Ever since coming to Japan I have been thinking about exchanging my Canadian license for a Japanese one. There are several practical reasons for this. The main one being that as a resident of Japan, I cannot drive without one. I don’t need to drive in Tokyo but there are a lot of places in Japan that aren’t practical to visit without a car. A less important reason is that I am not a Canadian resident anymore – I can’t renew my Canadian license when it expires. Hence the need for a new license.
I finally went to get my license this week, in the middle of a nine day holiday. What a great chance! Expect for I have a nine day holiday because it’s Obon – a period every August where the deceased are said to come back to visit their families. The Licensing Center was so crowded. I had to wait for eight hours…but I have a Japanese license now! So, I thought I would take the time to explain the process to anyone else that wants a Japanese license. I didn’t take any pictures though, so please bear with me.
What Do You Need?
There are several places to find this list, but I will also write it here for the sake of simplicity. As well, the rules change depending on your country of origin. Canada is included in a group of around 30 countries that there is an exemption in place. Meaning you do not have to take a written test or practical test to switch to a Japanese license. This list is meant specifically for Canadians but could be helpful for those from other exempt regions as well. Here is what I needed to take to the Licensing Center:
- A valid foreign driver’s license
- Translation of the license (done by the J.A.F or your embassy)
- Proof of residency where you were licensed (usually old passports)
- A copy of your juminhyo showing your nationality
- One photo (3×2.4cm), plus extras if you apply for more than one class
- Japanese driver’s license (if you have one)
- Passport or other official I.D.
- Fee of ¥4,600 for an ordinary motor vehicle license
It’s not a long list but it is very important to properly prepare all of the forms. Arguably the most important being proof of residence.

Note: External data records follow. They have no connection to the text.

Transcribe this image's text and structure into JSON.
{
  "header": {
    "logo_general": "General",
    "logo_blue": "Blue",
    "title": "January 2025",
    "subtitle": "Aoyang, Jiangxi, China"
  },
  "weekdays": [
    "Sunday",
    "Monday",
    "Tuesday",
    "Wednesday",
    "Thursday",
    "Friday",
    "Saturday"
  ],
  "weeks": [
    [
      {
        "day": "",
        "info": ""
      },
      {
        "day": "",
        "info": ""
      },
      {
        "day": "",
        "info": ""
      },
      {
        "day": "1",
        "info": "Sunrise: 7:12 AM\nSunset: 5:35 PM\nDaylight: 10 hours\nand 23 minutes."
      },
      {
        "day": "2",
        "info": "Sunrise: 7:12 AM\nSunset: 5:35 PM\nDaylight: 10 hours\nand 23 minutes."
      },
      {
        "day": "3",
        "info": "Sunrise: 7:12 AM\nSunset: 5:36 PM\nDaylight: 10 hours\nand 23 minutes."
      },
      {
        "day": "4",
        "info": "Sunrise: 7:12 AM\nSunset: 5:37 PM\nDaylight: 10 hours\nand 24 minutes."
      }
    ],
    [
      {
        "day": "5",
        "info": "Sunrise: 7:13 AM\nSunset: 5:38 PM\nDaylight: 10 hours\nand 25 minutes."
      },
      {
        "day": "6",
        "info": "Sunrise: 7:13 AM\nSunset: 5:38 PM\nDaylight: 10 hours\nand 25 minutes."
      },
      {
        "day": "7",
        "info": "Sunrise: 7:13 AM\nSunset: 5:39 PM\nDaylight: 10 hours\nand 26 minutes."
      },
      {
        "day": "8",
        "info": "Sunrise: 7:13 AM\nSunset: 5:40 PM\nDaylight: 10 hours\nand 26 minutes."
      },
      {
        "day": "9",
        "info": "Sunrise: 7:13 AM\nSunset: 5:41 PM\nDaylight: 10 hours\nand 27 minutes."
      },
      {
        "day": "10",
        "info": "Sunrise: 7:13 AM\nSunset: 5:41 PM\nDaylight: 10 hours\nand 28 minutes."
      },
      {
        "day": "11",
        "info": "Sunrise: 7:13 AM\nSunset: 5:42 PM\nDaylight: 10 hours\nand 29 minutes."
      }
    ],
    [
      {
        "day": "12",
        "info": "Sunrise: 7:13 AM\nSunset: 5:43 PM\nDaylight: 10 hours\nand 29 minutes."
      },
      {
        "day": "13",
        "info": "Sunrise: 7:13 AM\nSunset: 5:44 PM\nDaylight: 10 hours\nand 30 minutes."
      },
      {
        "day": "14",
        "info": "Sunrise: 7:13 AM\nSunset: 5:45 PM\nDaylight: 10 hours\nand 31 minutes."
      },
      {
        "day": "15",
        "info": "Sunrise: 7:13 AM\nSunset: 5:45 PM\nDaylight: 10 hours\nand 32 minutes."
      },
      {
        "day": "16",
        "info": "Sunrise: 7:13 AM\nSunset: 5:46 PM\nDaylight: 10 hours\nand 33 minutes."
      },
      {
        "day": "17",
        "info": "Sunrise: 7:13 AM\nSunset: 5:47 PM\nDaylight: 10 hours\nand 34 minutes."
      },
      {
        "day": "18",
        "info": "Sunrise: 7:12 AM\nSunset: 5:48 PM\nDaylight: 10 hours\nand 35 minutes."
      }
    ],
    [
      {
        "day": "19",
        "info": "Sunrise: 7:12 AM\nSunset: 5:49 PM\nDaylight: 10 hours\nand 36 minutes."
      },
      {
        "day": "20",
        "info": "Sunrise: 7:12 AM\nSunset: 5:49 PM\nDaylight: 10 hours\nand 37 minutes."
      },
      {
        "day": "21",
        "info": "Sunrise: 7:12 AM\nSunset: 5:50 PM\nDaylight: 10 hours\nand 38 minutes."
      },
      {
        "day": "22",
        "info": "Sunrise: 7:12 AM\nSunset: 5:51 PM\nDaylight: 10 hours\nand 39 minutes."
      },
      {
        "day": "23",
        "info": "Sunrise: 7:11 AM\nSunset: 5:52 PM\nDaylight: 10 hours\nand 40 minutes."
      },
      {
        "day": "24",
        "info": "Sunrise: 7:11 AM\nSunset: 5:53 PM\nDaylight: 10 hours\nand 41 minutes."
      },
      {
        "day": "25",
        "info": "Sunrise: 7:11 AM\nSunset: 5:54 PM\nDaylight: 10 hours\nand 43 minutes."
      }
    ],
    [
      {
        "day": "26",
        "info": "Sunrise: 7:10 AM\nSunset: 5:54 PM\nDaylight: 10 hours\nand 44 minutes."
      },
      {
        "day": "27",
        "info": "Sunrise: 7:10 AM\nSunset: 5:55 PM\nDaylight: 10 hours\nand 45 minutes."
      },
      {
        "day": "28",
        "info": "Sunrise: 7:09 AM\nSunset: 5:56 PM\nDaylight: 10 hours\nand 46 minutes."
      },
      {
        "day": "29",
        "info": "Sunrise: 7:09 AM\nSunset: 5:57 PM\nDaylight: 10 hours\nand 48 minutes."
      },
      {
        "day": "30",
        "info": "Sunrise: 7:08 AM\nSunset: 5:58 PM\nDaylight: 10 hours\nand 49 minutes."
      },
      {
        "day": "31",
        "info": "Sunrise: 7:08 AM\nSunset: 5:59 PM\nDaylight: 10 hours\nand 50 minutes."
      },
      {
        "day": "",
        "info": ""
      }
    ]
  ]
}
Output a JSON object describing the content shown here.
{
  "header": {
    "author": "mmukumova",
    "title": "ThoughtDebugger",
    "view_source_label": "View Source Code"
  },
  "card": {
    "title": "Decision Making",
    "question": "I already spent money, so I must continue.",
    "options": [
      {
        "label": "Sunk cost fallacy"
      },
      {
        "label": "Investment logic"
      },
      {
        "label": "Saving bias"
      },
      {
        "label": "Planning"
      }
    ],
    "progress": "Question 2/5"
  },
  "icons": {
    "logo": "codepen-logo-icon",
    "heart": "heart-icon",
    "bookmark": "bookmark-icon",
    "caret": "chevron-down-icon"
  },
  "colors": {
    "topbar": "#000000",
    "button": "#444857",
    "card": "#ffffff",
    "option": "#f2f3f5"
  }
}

I believe my passport was enough for this but that isn’t always the case. If your passport cannot prove your residency, you must prepare other documents. Tax receipts, utility bills, and pay slips appear to work well for this. I’ve also heard that university transcripts also work. I brought some tax documents with me just in case. There is nothing worse than waiting for hours and being rejected.
Proof of Licensing
Also important to note that you will need some kind of driving record if your license as previously expired – usually a driver abstract. I had to do this too. In Nova Scotia, they collect your old card when you renew. That being said, the driver abstract has a lot of information you don’t need. In Nova Scotia, you can also apply for a Certified Letter. This letter only includes the information you request – namely license issuance information. You have to print a PDF application and mail it in, so plan for that if it’s something that you need. I had to do this. The Certified Letter is also cheaper (only $13.20!) and I believe it came in registered mail. This is also going to help make sure you don’t get designated as a new driver in Japan!
Exchanging your license is actually a fairly simple process – it can just be extremely long. If you are a resident of Tokyo, there are three different Licensing Center’s to choose from. You can go to Fuchu Driver’s License Center, Samezu, or Koto. They all accept applications from 8:30AM – 11:00AM and 1:00PM – 3:00PM. According to the staff at Samezu, going to Koto is faster because they only process explanations from exempt countries. I would just go to whichever is the closest to your house since you have to go early in the morning either way. If you go in the afternoon you will likely need to make a second trip. I arrived at 7:45AM and left at around 4PM. At least the Samezu Driver’s License Center as a cafeteria open for lunch! The flow goes something like this:
- Get in line for Foreign License Exchange (外国免許の切替). They check your license and residence card and give you an application.
- Fill out the application. Wait to be called up again.
- Hand in documents for inspection. The counter staff makes sure you have everything. If you CANNOT speak Japanese, bring a translator with you. You will need to explain certain documents.
- Then you wait. Forever.
- Number is called and they tell you if you passed inspection or not. I passed but I am confident that they will tell you why if you don’t.
- Pay fee and go get eyes tested. If you can’t pass, you don’t get a refund.
- Get in the Foreign License Exchange Line when finished.
- Make passwords for your license at machine. Do not lose the slip they are printed on or throw it away.
- Wait more. Go get your picture taken.
- Wait for license will all other people. This can take awhile. It includes Japanese renewals too.
- Go home.
Getting your license can be extremely beneficial to life in Japan. There are many jobs that require you to have a license. There’s also the benefit of having government I.D. that is not your resident card. You can also go on even more vacations if you have a Japanese license! I haven’t driven in probably six years but I’m pretty excited to have a new license. Of course, I don’t plan on driving anywhere in Tokyo and I am going to have to learn how to drive on the other side of the road…but it will certainly be a great adventure! Looking forward to it!
If you have any questions or need clarification, please comment below. I’d love to help you out and will reply as soon as I can!